After playing the adventure, I remembered that the dungeon’s lack of stairs caused a silly controversy. A preview by James Haeck reveals the feature. “It’s filled with fantasy elevators, and ledges are accessible by ramps rather than by stairs. If you have a player in your gaming group who wants to play a wheelchair-using character, this is a great adventure to borrow dungeon design ideas from. After all, it is a fantasy world. If it’s a player’s fantasy to kick ass in a wheelchair, why not?”
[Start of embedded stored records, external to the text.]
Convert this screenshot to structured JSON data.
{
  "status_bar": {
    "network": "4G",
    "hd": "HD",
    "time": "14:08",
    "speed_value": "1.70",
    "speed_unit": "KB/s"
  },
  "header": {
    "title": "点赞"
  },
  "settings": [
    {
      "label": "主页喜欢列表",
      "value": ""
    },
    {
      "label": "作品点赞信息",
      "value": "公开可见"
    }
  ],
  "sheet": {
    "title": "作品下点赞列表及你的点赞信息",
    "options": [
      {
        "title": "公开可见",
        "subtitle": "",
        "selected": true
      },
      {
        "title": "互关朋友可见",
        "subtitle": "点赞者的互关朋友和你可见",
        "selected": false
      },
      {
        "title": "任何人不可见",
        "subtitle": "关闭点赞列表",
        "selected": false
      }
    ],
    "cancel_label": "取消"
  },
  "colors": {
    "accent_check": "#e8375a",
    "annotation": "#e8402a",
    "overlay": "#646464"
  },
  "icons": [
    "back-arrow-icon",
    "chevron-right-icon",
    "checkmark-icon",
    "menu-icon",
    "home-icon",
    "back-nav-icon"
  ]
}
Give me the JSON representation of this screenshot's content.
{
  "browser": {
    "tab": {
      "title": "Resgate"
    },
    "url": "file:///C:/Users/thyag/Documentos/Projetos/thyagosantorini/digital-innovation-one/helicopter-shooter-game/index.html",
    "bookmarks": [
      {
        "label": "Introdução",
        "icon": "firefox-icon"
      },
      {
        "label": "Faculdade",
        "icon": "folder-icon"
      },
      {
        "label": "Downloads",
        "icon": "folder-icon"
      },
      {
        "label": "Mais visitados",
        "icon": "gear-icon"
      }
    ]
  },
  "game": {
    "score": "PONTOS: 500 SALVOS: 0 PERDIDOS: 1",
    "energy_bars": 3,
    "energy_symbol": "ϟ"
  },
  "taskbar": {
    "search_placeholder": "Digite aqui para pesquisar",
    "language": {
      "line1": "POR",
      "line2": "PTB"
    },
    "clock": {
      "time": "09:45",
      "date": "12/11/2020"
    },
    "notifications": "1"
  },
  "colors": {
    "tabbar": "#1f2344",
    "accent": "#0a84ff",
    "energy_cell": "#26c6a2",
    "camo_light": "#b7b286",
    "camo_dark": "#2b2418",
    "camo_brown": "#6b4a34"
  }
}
Some D&D fans grumbled that such a dungeon defied history or D&D tradition. In D&D, any closed environment meant to be explored, infiltrated, or raided qualifies as a dungeon, and those places almost always include substantial allowances to make play more fun, most often including oversized spaces with plenty of room for fights. D&D dungeons owe as much to history as fire-breathing dragons do. As for D&D tradition, the original 1974 D&D books recommend sloping passages and sinking rooms as tricky dungeon features. Dungeons can make such allowances and still murder characters.
James asks, “If we didn’t mention that the dungeon was fully accessible here, would you have even noticed that there were ramps instead of stairs?” True. Nobody noticed.
Of the 6 players gathered for my weekend of D&D, nobody showed up with a character with a strength higher than 8. Fifth edition D&D makes Strength a common dump stat because the game lacks an encumbrance system that players use. I’ve never played fifth edition with the option, mainly because I’ve never played this edition in a style that encourages the bookkeeping. Encumbrance fits with a gritty style of dungeon crawl that focuses on counting torches, rations, and perhaps abandoning copper pieces in favor of more portable loot.
When encumbrance feels like an accounting exercise that players ignore, Dexterity becomes king. By selecting ranged or finesse weapons, a Dexterity-based character can approach the damage of a similar character based on Strength—more with optimal feats. Plus, a high Dexterity enables an AC nearly as stout as the heaviest armor, wins initiative, and improves common Dexterity saves rather than rare Strength saves.
With encumbrance justifiably relegated to a seldom-used optional rule, a more evolved D&D design would boost the value of Strength with some advantages over Dexterity. After all, mighty warriors swinging great big swords form a deeply resonant part of fantasy and the game. I want to play those characters without feeling like I made a sacrifice for the sake of roleplaying.
For more, see A Game Design History of the Dump Stat.
Next on Thursday: Dungeons are contrived for fun games.